Manufacturers are technology companies. Dispel all thoughts of dirty, dusty shop floors and walk into the state of the art facilities our manufacturers use today. With the advent on the internet and now the internet of things, technology is seamlessly integrated throughout modern manufacturing products and processes. With this integration comes the responsibility to keep that technology, the data it creates, and the communication around it secure and private. (continue reading…)
This week, the NAM Board of Directors gathered in Scottsdale, Arizona to discuss the work manufacturers are doing to ensure a resilient and robust sector and to address the challenges we face, including a growing regulatory burden and mounting uncertainty. At the meeting, two new videos highlighting last month’s impactful State of Manufacturing Tour, NAM President and CEO Jay Timmons’ President’s Report to the Board and the introduction of the NAM’s new Board Chair Gregg Sherrill’s Chairman’s Plan were unveiled: (continue reading…)
The below joint blog post is authored by Joe Trauger, National Association of Manufacturers Vice President of Human Resources Policy and Katie Mahoney, U.S. Chamber of Commerce Executive Director of Health Policy.
Last week, the Centers for Medicare and Medicaid Services (CMS) issued a proposal that would reduce reimbursements to Medicare Advantage (MA) plans by about 1 percent. While that may not seem like a big change, it is on top of more than 10 percent in reductions to the program the previous two years – and 14 percent since 2010. This is troublesome for the MA program and those who support it, including businesses. (continue reading…)
The Institute for Supply Management (ISM) said that growth in manufacturing activity has continued to slow over the past few months, starting 2015 off on a weaker note. The headline purchasing managers’ index (PMI) has fallen from 57.9 in October to 52.9 in February, its slowest pace since January 2014, when severe winter storms dampened activity across-the-board. The sample comments suggest that the West Coast ports slowdown and falling energy prices were top-of-mind for many of the respondents, helping to explain much of this easing. At the same time, the stronger U.S. dollar and sluggish growth abroad were also likely factors, with export orders (down from 49.5 to 48.5) declining for the second straight month. (continue reading…)
The Bureau of Economic Analysis said that personal spending decreased by 0.2 percent in January, falling for the second straight month. Durable and nondurable goods spending were also lower in both December and January, and these data suggest that Americans remain cautious in their spending.

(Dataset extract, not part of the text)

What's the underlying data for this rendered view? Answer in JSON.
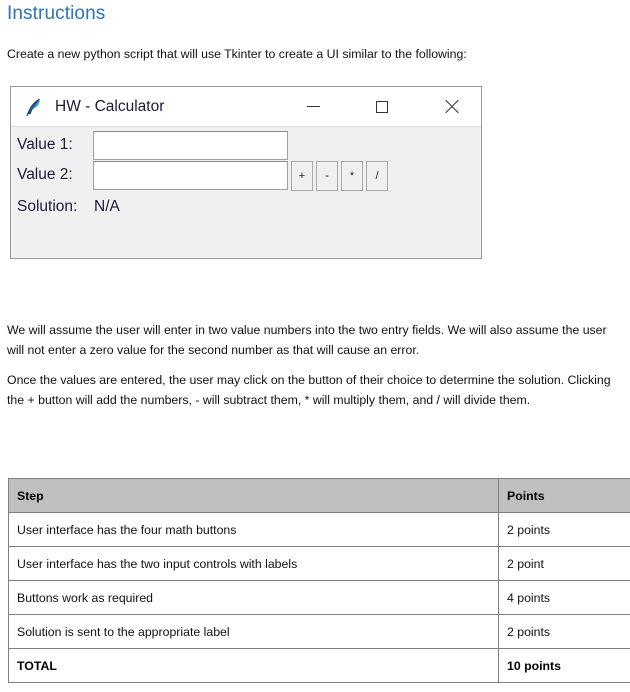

Of course, there could also be other factors at play, such as lower gasoline prices and heavy snow storms in some regions of the country. Still, on a year-over-year basis, personal spending has increased 3.6 percent, a fairly decent growth rate. (continue reading…)